VelocityGames: they’re not just for Michael Pineda and Roy Halladay anymore! Would you believe, Ubaldo Jimenez? From the Akron Beacon-Journal:
A scout employed by an opposing team who watched Ubaldo Jimenez struggle against the Reds on Saturday almost couldn’t believe his radar gun. “His fastball was 89-91 [mph],” the scout said. “He might have touched 92 once or twice, but his slider was flat. He also looked like his mind was somewhere else. I haven’t seen him like that in two years.”
He was up in the mid-90s two years ago. Last year he was down in the low 90s. Yes, IIOSTSLNMABDAVYOK,* but if he can’t even sustain that, Jiminez is gonna get hammered.
*It is only spring training so let’s not make a big deal about velocity yet, ok?
UPDATE: Welp, Hécto Gómez may not have this one right.

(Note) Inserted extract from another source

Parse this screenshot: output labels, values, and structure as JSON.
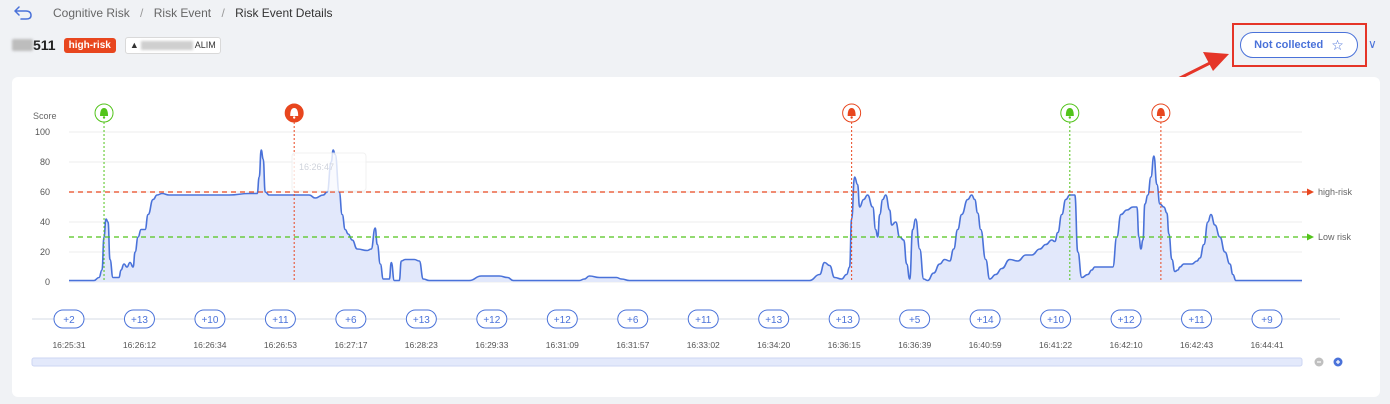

Scott Mitchell of TSN is reporting that it’s “highly unlikely” Guerrero is recalled unless some sort of injury occurs, so I suppose we should all stand down.
Anyone up for keeping him down until the Super Two cutoff in June?
3:35 PM: Héctor Gómez, a baseball writer from the Dominican Republic, reports that The Blue Jays will call up Vladimir Guerrero Jr. He will reportedly make his MLB’s debut on Tuesday. The Blue Jays have not confirmed this yet, but I’m sure we’ll hear sometime this weekend.
As we’ve noted over and over, Guerrero has nothing left to prove in the minors and has not had anything to prove there for some time. Guerrero is currently 7-for-17, with a line of .412/.500/.824 in five Triple-A games this year. In one he hit the ball clear the heck out of the stadium. This coming off a 2018 season in which he hit .381/.437/.636 with 20 home runs and 78 RBI in 408 minor league plate appearances.
A minor injury in spring training made Guerrero unavailable for Opening Day and gave the Jays cover to keep him down in the minors to start the season. With that Guerrero is ensured of not getting a full year’s worth of service time in 2019 and thus the Jays have obtained a full six years of control of him after this season. As such, there really is no baseball nor business reason to keep him down on the farm any longer.